* _Exercise objective_
Reply with every entry, repeated exactly as given.
----- Task input -----
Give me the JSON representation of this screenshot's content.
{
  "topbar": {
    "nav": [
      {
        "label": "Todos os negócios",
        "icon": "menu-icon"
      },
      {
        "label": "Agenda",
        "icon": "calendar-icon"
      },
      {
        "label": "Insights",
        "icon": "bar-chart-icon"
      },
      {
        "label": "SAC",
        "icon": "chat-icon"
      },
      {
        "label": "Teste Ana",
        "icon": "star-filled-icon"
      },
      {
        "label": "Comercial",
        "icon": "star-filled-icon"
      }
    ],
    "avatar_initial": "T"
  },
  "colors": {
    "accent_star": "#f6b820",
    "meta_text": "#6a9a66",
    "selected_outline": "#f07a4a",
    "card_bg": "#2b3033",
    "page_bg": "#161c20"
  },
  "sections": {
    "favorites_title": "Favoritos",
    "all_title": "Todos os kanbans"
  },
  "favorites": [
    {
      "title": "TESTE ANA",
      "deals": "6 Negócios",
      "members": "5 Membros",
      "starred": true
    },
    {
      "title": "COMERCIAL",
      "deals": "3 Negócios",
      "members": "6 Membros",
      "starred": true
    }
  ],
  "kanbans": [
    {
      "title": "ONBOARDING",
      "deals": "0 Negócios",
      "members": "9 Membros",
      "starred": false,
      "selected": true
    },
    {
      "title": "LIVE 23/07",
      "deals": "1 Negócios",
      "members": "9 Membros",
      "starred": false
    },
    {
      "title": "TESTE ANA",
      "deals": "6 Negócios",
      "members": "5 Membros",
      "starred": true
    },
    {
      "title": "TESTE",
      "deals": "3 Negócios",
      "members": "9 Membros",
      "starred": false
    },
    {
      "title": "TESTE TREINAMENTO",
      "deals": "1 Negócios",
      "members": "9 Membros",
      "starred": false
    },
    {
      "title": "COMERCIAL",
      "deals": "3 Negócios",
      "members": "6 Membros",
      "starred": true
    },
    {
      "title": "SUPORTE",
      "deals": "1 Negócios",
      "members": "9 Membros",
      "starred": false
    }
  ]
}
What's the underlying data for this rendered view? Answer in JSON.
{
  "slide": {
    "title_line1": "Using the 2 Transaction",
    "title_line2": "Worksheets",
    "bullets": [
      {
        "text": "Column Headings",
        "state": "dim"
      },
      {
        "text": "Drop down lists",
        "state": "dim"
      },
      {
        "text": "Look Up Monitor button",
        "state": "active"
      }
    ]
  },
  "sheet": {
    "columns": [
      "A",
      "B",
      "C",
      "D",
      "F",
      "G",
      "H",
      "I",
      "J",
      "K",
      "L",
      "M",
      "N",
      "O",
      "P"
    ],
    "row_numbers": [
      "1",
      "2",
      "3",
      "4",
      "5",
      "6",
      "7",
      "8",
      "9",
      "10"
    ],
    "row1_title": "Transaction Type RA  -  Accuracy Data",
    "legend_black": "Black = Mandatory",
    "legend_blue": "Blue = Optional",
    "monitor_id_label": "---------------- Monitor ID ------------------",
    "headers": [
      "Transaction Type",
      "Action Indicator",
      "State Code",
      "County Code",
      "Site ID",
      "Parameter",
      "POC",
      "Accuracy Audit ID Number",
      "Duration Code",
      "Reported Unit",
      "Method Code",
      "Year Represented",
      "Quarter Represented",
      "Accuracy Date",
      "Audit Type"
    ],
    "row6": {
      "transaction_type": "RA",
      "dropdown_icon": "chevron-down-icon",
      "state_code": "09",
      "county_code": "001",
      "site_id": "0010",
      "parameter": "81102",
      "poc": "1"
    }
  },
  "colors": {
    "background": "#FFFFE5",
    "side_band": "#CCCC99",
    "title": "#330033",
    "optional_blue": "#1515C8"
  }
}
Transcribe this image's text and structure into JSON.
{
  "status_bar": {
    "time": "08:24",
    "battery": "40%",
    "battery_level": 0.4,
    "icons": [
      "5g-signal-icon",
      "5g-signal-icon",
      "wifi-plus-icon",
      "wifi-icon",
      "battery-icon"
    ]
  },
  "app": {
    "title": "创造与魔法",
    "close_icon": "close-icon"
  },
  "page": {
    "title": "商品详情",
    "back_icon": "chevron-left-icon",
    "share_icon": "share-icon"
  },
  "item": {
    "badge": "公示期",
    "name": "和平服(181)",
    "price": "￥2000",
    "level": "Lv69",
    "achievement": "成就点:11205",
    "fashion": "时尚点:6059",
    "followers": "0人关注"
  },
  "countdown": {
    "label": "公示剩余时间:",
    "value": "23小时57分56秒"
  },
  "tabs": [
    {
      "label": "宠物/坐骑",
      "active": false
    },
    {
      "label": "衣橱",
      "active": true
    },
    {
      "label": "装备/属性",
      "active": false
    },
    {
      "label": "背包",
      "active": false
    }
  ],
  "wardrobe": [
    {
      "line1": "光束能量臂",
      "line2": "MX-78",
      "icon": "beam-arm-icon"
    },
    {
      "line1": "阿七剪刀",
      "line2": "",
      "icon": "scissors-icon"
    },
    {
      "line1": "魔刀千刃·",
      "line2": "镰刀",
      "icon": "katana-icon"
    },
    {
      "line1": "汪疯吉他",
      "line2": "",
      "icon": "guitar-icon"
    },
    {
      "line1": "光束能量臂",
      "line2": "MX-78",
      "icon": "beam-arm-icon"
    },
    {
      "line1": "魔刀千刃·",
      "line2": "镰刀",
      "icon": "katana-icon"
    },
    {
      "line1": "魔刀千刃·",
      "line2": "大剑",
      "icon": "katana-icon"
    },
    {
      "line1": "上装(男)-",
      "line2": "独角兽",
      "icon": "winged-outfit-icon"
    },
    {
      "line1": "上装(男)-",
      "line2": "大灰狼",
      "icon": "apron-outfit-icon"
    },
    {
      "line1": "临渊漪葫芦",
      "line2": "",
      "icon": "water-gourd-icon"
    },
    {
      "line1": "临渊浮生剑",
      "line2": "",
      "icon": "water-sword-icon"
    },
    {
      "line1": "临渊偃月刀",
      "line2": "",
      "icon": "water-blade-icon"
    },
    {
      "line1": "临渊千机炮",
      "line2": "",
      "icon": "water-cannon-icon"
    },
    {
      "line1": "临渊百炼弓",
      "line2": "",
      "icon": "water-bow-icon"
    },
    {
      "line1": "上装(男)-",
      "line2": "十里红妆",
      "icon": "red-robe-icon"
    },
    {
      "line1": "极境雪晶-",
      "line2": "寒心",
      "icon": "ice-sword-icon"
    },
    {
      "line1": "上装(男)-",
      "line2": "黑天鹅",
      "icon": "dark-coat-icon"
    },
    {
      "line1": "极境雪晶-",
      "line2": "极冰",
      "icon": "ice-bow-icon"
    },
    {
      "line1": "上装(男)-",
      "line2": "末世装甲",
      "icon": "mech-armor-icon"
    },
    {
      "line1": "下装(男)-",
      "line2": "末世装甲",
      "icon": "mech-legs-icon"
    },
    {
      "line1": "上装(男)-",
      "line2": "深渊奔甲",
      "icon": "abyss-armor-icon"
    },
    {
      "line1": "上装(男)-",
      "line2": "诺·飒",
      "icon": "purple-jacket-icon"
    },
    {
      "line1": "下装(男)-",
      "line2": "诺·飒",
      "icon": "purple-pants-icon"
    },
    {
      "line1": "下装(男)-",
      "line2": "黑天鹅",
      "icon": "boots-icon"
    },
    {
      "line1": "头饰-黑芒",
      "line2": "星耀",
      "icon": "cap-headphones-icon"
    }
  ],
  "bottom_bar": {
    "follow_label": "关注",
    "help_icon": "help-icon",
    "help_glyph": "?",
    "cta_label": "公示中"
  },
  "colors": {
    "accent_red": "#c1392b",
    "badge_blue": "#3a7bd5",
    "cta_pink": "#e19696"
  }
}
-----
* _Response to the task_
Give me the JSON representation of this screenshot's content.
{
  "topbar": {
    "nav": [
      {
        "label": "Todos os negócios",
        "icon": "menu-icon"
      },
      {
        "label": "Agenda",
        "icon": "calendar-icon"
      },
      {
        "label": "Insights",
        "icon": "bar-chart-icon"
      },
      {
        "label": "SAC",
        "icon": "chat-icon"
      },
      {
        "label": "Teste Ana",
        "icon": "star-filled-icon"
      },
      {
        "label": "Comercial",
        "icon": "star-filled-icon"
      }
    ],
    "avatar_initial": "T"
  },
  "colors": {
    "accent_star": "#f6b820",
    "meta_text": "#6a9a66",
    "selected_outline": "#f07a4a",
    "card_bg": "#2b3033",
    "page_bg": "#161c20"
  },
  "sections": {
    "favorites_title": "Favoritos",
    "all_title": "Todos os kanbans"
  },
  "favorites": [
    {
      "title": "TESTE ANA",
      "deals": "6 Negócios",
      "members": "5 Membros",
      "starred": true
    },
    {
      "title": "COMERCIAL",
      "deals": "3 Negócios",
      "members": "6 Membros",
      "starred": true
    }
  ],
  "kanbans": [
    {
      "title": "ONBOARDING",
      "deals": "0 Negócios",
      "members": "9 Membros",
      "starred": false,
      "selected": true
    },
    {
      "title": "LIVE 23/07",
      "deals": "1 Negócios",
      "members": "9 Membros",
      "starred": false
    },
    {
      "title": "TESTE ANA",
      "deals": "6 Negócios",
      "members": "5 Membros",
      "starred": true
    },
    {
      "title": "TESTE",
      "deals": "3 Negócios",
      "members": "9 Membros",
      "starred": false
    },
    {
      "title": "TESTE TREINAMENTO",
      "deals": "1 Negócios",
      "members": "9 Membros",
      "starred": false
    },
    {
      "title": "COMERCIAL",
      "deals": "3 Negócios",
      "members": "6 Membros",
      "starred": true
    },
    {
      "title": "SUPORTE",
      "deals": "1 Negócios",
      "members": "9 Membros",
      "starred": false
    }
  ]
}
What's the underlying data for this rendered view? Answer in JSON.
{
  "slide": {
    "title_line1": "Using the 2 Transaction",
    "title_line2": "Worksheets",
    "bullets": [
      {
        "text": "Column Headings",
        "state": "dim"
      },
      {
        "text": "Drop down lists",
        "state": "dim"
      },
      {
        "text": "Look Up Monitor button",
        "state": "active"
      }
    ]
  },
  "sheet": {
    "columns": [
      "A",
      "B",
      "C",
      "D",
      "F",
      "G",
      "H",
      "I",
      "J",
      "K",
      "L",
      "M",
      "N",
      "O",
      "P"
    ],
    "row_numbers": [
      "1",
      "2",
      "3",
      "4",
      "5",
      "6",
      "7",
      "8",
      "9",
      "10"
    ],
    "row1_title": "Transaction Type RA  -  Accuracy Data",
    "legend_black": "Black = Mandatory",
    "legend_blue": "Blue = Optional",
    "monitor_id_label": "---------------- Monitor ID ------------------",
    "headers": [
      "Transaction Type",
      "Action Indicator",
      "State Code",
      "County Code",
      "Site ID",
      "Parameter",
      "POC",
      "Accuracy Audit ID Number",
      "Duration Code",
      "Reported Unit",
      "Method Code",
      "Year Represented",
      "Quarter Represented",
      "Accuracy Date",
      "Audit Type"
    ],
    "row6": {
      "transaction_type": "RA",
      "dropdown_icon": "chevron-down-icon",
      "state_code": "09",
      "county_code": "001",
      "site_id": "0010",
      "parameter": "81102",
      "poc": "1"
    }
  },
  "colors": {
    "background": "#FFFFE5",
    "side_band": "#CCCC99",
    "title": "#330033",
    "optional_blue": "#1515C8"
  }
}
Transcribe this image's text and structure into JSON.
{
  "status_bar": {
    "time": "08:24",
    "battery": "40%",
    "battery_level": 0.4,
    "icons": [
      "5g-signal-icon",
      "5g-signal-icon",
      "wifi-plus-icon",
      "wifi-icon",
      "battery-icon"
    ]
  },
  "app": {
    "title": "创造与魔法",
    "close_icon": "close-icon"
  },
  "page": {
    "title": "商品详情",
    "back_icon": "chevron-left-icon",
    "share_icon": "share-icon"
  },
  "item": {
    "badge": "公示期",
    "name": "和平服(181)",
    "price": "￥2000",
    "level": "Lv69",
    "achievement": "成就点:11205",
    "fashion": "时尚点:6059",
    "followers": "0人关注"
  },
  "countdown": {
    "label": "公示剩余时间:",
    "value": "23小时57分56秒"
  },
  "tabs": [
    {
      "label": "宠物/坐骑",
      "active": false
    },
    {
      "label": "衣橱",
      "active": true
    },
    {
      "label": "装备/属性",
      "active": false
    },
    {
      "label": "背包",
      "active": false
    }
  ],
  "wardrobe": [
    {
      "line1": "光束能量臂",
      "line2": "MX-78",
      "icon": "beam-arm-icon"
    },
    {
      "line1": "阿七剪刀",
      "line2": "",
      "icon": "scissors-icon"
    },
    {
      "line1": "魔刀千刃·",
      "line2": "镰刀",
      "icon": "katana-icon"
    },
    {
      "line1": "汪疯吉他",
      "line2": "",
      "icon": "guitar-icon"
    },
    {
      "line1": "光束能量臂",
      "line2": "MX-78",
      "icon": "beam-arm-icon"
    },
    {
      "line1": "魔刀千刃·",
      "line2": "镰刀",
      "icon": "katana-icon"
    },
    {
      "line1": "魔刀千刃·",
      "line2": "大剑",
      "icon": "katana-icon"
    },
    {
      "line1": "上装(男)-",
      "line2": "独角兽",
      "icon": "winged-outfit-icon"
    },
    {
      "line1": "上装(男)-",
      "line2": "大灰狼",
      "icon": "apron-outfit-icon"
    },
    {
      "line1": "临渊漪葫芦",
      "line2": "",
      "icon": "water-gourd-icon"
    },
    {
      "line1": "临渊浮生剑",
      "line2": "",
      "icon": "water-sword-icon"
    },
    {
      "line1": "临渊偃月刀",
      "line2": "",
      "icon": "water-blade-icon"
    },
    {
      "line1": "临渊千机炮",
      "line2": "",
      "icon": "water-cannon-icon"
    },
    {
      "line1": "临渊百炼弓",
      "line2": "",
      "icon": "water-bow-icon"
    },
    {
      "line1": "上装(男)-",
      "line2": "十里红妆",
      "icon": "red-robe-icon"
    },
    {
      "line1": "极境雪晶-",
      "line2": "寒心",
      "icon": "ice-sword-icon"
    },
    {
      "line1": "上装(男)-",
      "line2": "黑天鹅",
      "icon": "dark-coat-icon"
    },
    {
      "line1": "极境雪晶-",
      "line2": "极冰",
      "icon": "ice-bow-icon"
    },
    {
      "line1": "上装(男)-",
      "line2": "末世装甲",
      "icon": "mech-armor-icon"
    },
    {
      "line1": "下装(男)-",
      "line2": "末世装甲",
      "icon": "mech-legs-icon"
    },
    {
      "line1": "上装(男)-",
      "line2": "深渊奔甲",
      "icon": "abyss-armor-icon"
    },
    {
      "line1": "上装(男)-",
      "line2": "诺·飒",
      "icon": "purple-jacket-icon"
    },
    {
      "line1": "下装(男)-",
      "line2": "诺·飒",
      "icon": "purple-pants-icon"
    },
    {
      "line1": "下装(男)-",
      "line2": "黑天鹅",
      "icon": "boots-icon"
    },
    {
      "line1": "头饰-黑芒",
      "line2": "星耀",
      "icon": "cap-headphones-icon"
    }
  ],
  "bottom_bar": {
    "follow_label": "关注",
    "help_icon": "help-icon",
    "help_glyph": "?",
    "cta_label": "公示中"
  },
  "colors": {
    "accent_red": "#c1392b",
    "badge_blue": "#3a7bd5",
    "cta_pink": "#e19696"
  }
}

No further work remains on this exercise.